WHAT TO DO: Every line below should be given again without alteration.

= = =

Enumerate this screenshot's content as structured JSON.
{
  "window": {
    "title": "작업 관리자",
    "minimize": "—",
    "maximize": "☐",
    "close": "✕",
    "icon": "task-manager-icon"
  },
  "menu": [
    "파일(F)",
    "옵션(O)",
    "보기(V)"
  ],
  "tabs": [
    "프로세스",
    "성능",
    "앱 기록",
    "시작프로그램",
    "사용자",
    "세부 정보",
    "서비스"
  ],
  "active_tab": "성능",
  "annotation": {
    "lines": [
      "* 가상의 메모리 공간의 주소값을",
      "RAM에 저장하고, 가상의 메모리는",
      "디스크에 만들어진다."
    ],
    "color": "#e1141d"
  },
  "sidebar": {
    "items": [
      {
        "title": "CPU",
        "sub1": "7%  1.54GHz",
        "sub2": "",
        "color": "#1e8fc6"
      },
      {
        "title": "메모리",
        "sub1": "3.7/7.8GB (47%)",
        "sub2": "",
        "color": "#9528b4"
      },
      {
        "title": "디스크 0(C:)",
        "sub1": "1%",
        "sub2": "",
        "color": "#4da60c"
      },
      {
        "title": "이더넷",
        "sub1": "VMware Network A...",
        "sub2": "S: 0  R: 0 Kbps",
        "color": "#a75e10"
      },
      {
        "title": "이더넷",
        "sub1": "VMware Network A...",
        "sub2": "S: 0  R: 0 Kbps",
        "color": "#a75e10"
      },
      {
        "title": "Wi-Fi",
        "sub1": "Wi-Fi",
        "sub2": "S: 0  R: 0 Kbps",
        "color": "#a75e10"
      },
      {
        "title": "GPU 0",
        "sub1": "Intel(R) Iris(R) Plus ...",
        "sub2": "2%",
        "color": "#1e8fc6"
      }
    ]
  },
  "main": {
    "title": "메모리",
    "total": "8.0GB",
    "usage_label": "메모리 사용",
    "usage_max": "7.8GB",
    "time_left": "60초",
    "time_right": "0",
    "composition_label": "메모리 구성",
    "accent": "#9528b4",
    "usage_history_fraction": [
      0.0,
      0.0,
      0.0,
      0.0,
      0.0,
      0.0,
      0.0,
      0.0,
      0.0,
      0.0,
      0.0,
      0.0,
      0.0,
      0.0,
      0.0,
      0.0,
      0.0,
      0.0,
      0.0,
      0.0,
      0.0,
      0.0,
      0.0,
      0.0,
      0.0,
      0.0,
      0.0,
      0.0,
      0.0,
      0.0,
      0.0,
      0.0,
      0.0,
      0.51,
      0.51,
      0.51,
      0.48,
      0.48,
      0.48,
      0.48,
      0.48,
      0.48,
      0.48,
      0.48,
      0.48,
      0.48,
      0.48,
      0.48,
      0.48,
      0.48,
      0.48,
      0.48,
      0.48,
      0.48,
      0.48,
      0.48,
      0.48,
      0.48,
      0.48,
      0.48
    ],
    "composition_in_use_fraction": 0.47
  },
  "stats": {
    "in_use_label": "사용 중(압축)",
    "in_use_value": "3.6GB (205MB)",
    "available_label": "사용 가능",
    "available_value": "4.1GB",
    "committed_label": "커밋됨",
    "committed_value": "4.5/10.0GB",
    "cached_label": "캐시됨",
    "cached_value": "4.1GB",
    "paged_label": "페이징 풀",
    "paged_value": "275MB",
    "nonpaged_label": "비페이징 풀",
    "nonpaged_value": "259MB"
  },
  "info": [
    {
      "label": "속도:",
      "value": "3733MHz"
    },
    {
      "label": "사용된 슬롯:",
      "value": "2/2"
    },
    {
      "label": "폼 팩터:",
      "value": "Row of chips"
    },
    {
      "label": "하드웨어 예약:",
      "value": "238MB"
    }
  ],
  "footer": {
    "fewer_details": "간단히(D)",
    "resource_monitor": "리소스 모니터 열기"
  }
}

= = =

ANSWER TO THIS EXERCISE:
Enumerate this screenshot's content as structured JSON.
{
  "window": {
    "title": "작업 관리자",
    "minimize": "—",
    "maximize": "☐",
    "close": "✕",
    "icon": "task-manager-icon"
  },
  "menu": [
    "파일(F)",
    "옵션(O)",
    "보기(V)"
  ],
  "tabs": [
    "프로세스",
    "성능",
    "앱 기록",
    "시작프로그램",
    "사용자",
    "세부 정보",
    "서비스"
  ],
  "active_tab": "성능",
  "annotation": {
    "lines": [
      "* 가상의 메모리 공간의 주소값을",
      "RAM에 저장하고, 가상의 메모리는",
      "디스크에 만들어진다."
    ],
    "color": "#e1141d"
  },
  "sidebar": {
    "items": [
      {
        "title": "CPU",
        "sub1": "7%  1.54GHz",
        "sub2": "",
        "color": "#1e8fc6"
      },
      {
        "title": "메모리",
        "sub1": "3.7/7.8GB (47%)",
        "sub2": "",
        "color": "#9528b4"
      },
      {
        "title": "디스크 0(C:)",
        "sub1": "1%",
        "sub2": "",
        "color": "#4da60c"
      },
      {
        "title": "이더넷",
        "sub1": "VMware Network A...",
        "sub2": "S: 0  R: 0 Kbps",
        "color": "#a75e10"
      },
      {
        "title": "이더넷",
        "sub1": "VMware Network A...",
        "sub2": "S: 0  R: 0 Kbps",
        "color": "#a75e10"
      },
      {
        "title": "Wi-Fi",
        "sub1": "Wi-Fi",
        "sub2": "S: 0  R: 0 Kbps",
        "color": "#a75e10"
      },
      {
        "title": "GPU 0",
        "sub1": "Intel(R) Iris(R) Plus ...",
        "sub2": "2%",
        "color": "#1e8fc6"
      }
    ]
  },
  "main": {
    "title": "메모리",
    "total": "8.0GB",
    "usage_label": "메모리 사용",
    "usage_max": "7.8GB",
    "time_left": "60초",
    "time_right": "0",
    "composition_label": "메모리 구성",
    "accent": "#9528b4",
    "usage_history_fraction": [
      0.0,
      0.0,
      0.0,
      0.0,
      0.0,
      0.0,
      0.0,
      0.0,
      0.0,
      0.0,
      0.0,
      0.0,
      0.0,
      0.0,
      0.0,
      0.0,
      0.0,
      0.0,
      0.0,
      0.0,
      0.0,
      0.0,
      0.0,
      0.0,
      0.0,
      0.0,
      0.0,
      0.0,
      0.0,
      0.0,
      0.0,
      0.0,
      0.0,
      0.51,
      0.51,
      0.51,
      0.48,
      0.48,
      0.48,
      0.48,
      0.48,
      0.48,
      0.48,
      0.48,
      0.48,
      0.48,
      0.48,
      0.48,
      0.48,
      0.48,
      0.48,
      0.48,
      0.48,
      0.48,
      0.48,
      0.48,
      0.48,
      0.48,
      0.48,
      0.48
    ],
    "composition_in_use_fraction": 0.47
  },
  "stats": {
    "in_use_label": "사용 중(압축)",
    "in_use_value": "3.6GB (205MB)",
    "available_label": "사용 가능",
    "available_value": "4.1GB",
    "committed_label": "커밋됨",
    "committed_value": "4.5/10.0GB",
    "cached_label": "캐시됨",
    "cached_value": "4.1GB",
    "paged_label": "페이징 풀",
    "paged_value": "275MB",
    "nonpaged_label": "비페이징 풀",
    "nonpaged_value": "259MB"
  },
  "info": [
    {
      "label": "속도:",
      "value": "3733MHz"
    },
    {
      "label": "사용된 슬롯:",
      "value": "2/2"
    },
    {
      "label": "폼 팩터:",
      "value": "Row of chips"
    },
    {
      "label": "하드웨어 예약:",
      "value": "238MB"
    }
  ],
  "footer": {
    "fewer_details": "간단히(D)",
    "resource_monitor": "리소스 모니터 열기"
  }
}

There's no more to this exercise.